(Items from an interface collection)
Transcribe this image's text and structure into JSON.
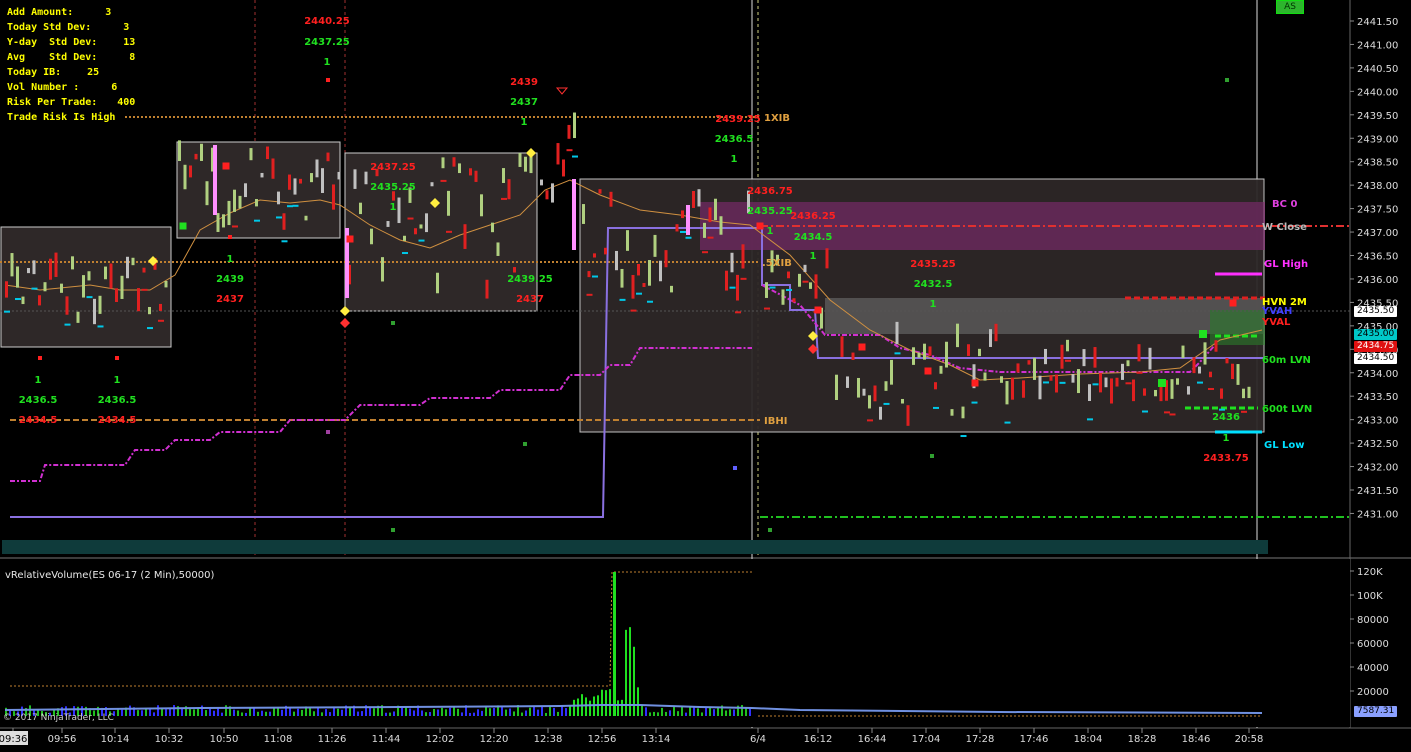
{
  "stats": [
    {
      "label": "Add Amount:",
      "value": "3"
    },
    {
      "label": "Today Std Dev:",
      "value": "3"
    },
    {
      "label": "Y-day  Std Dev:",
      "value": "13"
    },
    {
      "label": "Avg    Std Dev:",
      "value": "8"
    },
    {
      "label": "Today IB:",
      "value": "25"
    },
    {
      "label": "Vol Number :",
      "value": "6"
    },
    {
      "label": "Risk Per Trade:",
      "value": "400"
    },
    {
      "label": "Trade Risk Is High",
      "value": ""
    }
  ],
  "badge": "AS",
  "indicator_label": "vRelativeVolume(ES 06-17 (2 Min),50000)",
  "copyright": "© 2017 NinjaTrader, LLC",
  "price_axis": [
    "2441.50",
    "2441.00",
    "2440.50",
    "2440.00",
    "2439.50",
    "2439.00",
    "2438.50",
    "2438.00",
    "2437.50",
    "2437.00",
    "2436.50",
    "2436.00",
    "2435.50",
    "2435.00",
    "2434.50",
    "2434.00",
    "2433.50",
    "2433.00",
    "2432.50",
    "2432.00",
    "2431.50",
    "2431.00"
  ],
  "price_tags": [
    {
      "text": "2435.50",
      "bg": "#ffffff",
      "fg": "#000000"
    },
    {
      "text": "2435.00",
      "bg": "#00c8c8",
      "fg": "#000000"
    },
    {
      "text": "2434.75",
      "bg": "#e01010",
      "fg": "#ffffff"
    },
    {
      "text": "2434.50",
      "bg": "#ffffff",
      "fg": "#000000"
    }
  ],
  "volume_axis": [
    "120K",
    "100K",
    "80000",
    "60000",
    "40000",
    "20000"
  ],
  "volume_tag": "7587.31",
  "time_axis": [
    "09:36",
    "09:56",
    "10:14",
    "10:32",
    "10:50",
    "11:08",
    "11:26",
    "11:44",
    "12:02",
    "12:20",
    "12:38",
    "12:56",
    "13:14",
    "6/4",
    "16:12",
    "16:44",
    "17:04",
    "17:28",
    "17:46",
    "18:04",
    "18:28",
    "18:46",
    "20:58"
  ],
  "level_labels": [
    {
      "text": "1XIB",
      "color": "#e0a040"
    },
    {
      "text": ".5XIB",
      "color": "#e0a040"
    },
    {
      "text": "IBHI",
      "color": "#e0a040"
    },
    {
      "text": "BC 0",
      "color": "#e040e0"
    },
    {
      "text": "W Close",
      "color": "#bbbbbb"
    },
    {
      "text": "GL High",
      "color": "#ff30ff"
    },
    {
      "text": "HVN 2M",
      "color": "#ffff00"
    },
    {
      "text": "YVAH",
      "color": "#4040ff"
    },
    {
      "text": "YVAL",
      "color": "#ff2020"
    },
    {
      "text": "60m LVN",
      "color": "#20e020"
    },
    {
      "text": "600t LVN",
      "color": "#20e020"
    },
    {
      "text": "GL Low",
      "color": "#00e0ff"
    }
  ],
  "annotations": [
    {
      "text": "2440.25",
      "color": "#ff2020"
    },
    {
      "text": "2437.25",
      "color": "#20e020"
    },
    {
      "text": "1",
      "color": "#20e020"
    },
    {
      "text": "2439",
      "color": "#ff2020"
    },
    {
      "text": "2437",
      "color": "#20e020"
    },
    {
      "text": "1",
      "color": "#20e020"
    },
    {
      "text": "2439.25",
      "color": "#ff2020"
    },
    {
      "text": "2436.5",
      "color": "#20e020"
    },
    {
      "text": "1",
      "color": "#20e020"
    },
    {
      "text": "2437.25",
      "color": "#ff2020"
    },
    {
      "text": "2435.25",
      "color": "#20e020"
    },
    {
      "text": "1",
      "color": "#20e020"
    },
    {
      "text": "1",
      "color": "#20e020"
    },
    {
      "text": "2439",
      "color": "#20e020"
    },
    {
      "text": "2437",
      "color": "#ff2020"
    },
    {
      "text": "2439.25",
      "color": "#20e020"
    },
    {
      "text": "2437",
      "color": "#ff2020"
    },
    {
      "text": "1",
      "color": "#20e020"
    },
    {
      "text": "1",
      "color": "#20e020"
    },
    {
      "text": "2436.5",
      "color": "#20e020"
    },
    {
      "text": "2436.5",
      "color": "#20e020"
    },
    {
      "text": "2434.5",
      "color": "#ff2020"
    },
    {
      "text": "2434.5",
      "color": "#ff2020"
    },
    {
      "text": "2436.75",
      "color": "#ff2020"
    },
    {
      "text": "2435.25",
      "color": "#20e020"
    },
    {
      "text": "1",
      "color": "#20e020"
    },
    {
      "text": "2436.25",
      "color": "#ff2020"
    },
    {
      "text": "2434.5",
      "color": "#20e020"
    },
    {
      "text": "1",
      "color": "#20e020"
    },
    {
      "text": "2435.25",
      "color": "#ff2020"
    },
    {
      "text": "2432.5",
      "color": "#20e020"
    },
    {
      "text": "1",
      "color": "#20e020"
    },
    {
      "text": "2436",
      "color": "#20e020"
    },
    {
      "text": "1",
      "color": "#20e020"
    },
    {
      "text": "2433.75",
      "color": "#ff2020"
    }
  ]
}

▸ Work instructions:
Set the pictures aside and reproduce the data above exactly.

▸ Written answer:
Transcribe this image's text and structure into JSON.
{
  "stats": [
    {
      "label": "Add Amount:",
      "value": "3"
    },
    {
      "label": "Today Std Dev:",
      "value": "3"
    },
    {
      "label": "Y-day  Std Dev:",
      "value": "13"
    },
    {
      "label": "Avg    Std Dev:",
      "value": "8"
    },
    {
      "label": "Today IB:",
      "value": "25"
    },
    {
      "label": "Vol Number :",
      "value": "6"
    },
    {
      "label": "Risk Per Trade:",
      "value": "400"
    },
    {
      "label": "Trade Risk Is High",
      "value": ""
    }
  ],
  "badge": "AS",
  "indicator_label": "vRelativeVolume(ES 06-17 (2 Min),50000)",
  "copyright": "© 2017 NinjaTrader, LLC",
  "price_axis": [
    "2441.50",
    "2441.00",
    "2440.50",
    "2440.00",
    "2439.50",
    "2439.00",
    "2438.50",
    "2438.00",
    "2437.50",
    "2437.00",
    "2436.50",
    "2436.00",
    "2435.50",
    "2435.00",
    "2434.50",
    "2434.00",
    "2433.50",
    "2433.00",
    "2432.50",
    "2432.00",
    "2431.50",
    "2431.00"
  ],
  "price_tags": [
    {
      "text": "2435.50",
      "bg": "#ffffff",
      "fg": "#000000"
    },
    {
      "text": "2435.00",
      "bg": "#00c8c8",
      "fg": "#000000"
    },
    {
      "text": "2434.75",
      "bg": "#e01010",
      "fg": "#ffffff"
    },
    {
      "text": "2434.50",
      "bg": "#ffffff",
      "fg": "#000000"
    }
  ],
  "volume_axis": [
    "120K",
    "100K",
    "80000",
    "60000",
    "40000",
    "20000"
  ],
  "volume_tag": "7587.31",
  "time_axis": [
    "09:36",
    "09:56",
    "10:14",
    "10:32",
    "10:50",
    "11:08",
    "11:26",
    "11:44",
    "12:02",
    "12:20",
    "12:38",
    "12:56",
    "13:14",
    "6/4",
    "16:12",
    "16:44",
    "17:04",
    "17:28",
    "17:46",
    "18:04",
    "18:28",
    "18:46",
    "20:58"
  ],
  "level_labels": [
    {
      "text": "1XIB",
      "color": "#e0a040"
    },
    {
      "text": ".5XIB",
      "color": "#e0a040"
    },
    {
      "text": "IBHI",
      "color": "#e0a040"
    },
    {
      "text": "BC 0",
      "color": "#e040e0"
    },
    {
      "text": "W Close",
      "color": "#bbbbbb"
    },
    {
      "text": "GL High",
      "color": "#ff30ff"
    },
    {
      "text": "HVN 2M",
      "color": "#ffff00"
    },
    {
      "text": "YVAH",
      "color": "#4040ff"
    },
    {
      "text": "YVAL",
      "color": "#ff2020"
    },
    {
      "text": "60m LVN",
      "color": "#20e020"
    },
    {
      "text": "600t LVN",
      "color": "#20e020"
    },
    {
      "text": "GL Low",
      "color": "#00e0ff"
    }
  ],
  "annotations": [
    {
      "text": "2440.25",
      "color": "#ff2020"
    },
    {
      "text": "2437.25",
      "color": "#20e020"
    },
    {
      "text": "1",
      "color": "#20e020"
    },
    {
      "text": "2439",
      "color": "#ff2020"
    },
    {
      "text": "2437",
      "color": "#20e020"
    },
    {
      "text": "1",
      "color": "#20e020"
    },
    {
      "text": "2439.25",
      "color": "#ff2020"
    },
    {
      "text": "2436.5",
      "color": "#20e020"
    },
    {
      "text": "1",
      "color": "#20e020"
    },
    {
      "text": "2437.25",
      "color": "#ff2020"
    },
    {
      "text": "2435.25",
      "color": "#20e020"
    },
    {
      "text": "1",
      "color": "#20e020"
    },
    {
      "text": "1",
      "color": "#20e020"
    },
    {
      "text": "2439",
      "color": "#20e020"
    },
    {
      "text": "2437",
      "color": "#ff2020"
    },
    {
      "text": "2439.25",
      "color": "#20e020"
    },
    {
      "text": "2437",
      "color": "#ff2020"
    },
    {
      "text": "1",
      "color": "#20e020"
    },
    {
      "text": "1",
      "color": "#20e020"
    },
    {
      "text": "2436.5",
      "color": "#20e020"
    },
    {
      "text": "2436.5",
      "color": "#20e020"
    },
    {
      "text": "2434.5",
      "color": "#ff2020"
    },
    {
      "text": "2434.5",
      "color": "#ff2020"
    },
    {
      "text": "2436.75",
      "color": "#ff2020"
    },
    {
      "text": "2435.25",
      "color": "#20e020"
    },
    {
      "text": "1",
      "color": "#20e020"
    },
    {
      "text": "2436.25",
      "color": "#ff2020"
    },
    {
      "text": "2434.5",
      "color": "#20e020"
    },
    {
      "text": "1",
      "color": "#20e020"
    },
    {
      "text": "2435.25",
      "color": "#ff2020"
    },
    {
      "text": "2432.5",
      "color": "#20e020"
    },
    {
      "text": "1",
      "color": "#20e020"
    },
    {
      "text": "2436",
      "color": "#20e020"
    },
    {
      "text": "1",
      "color": "#20e020"
    },
    {
      "text": "2433.75",
      "color": "#ff2020"
    }
  ]
}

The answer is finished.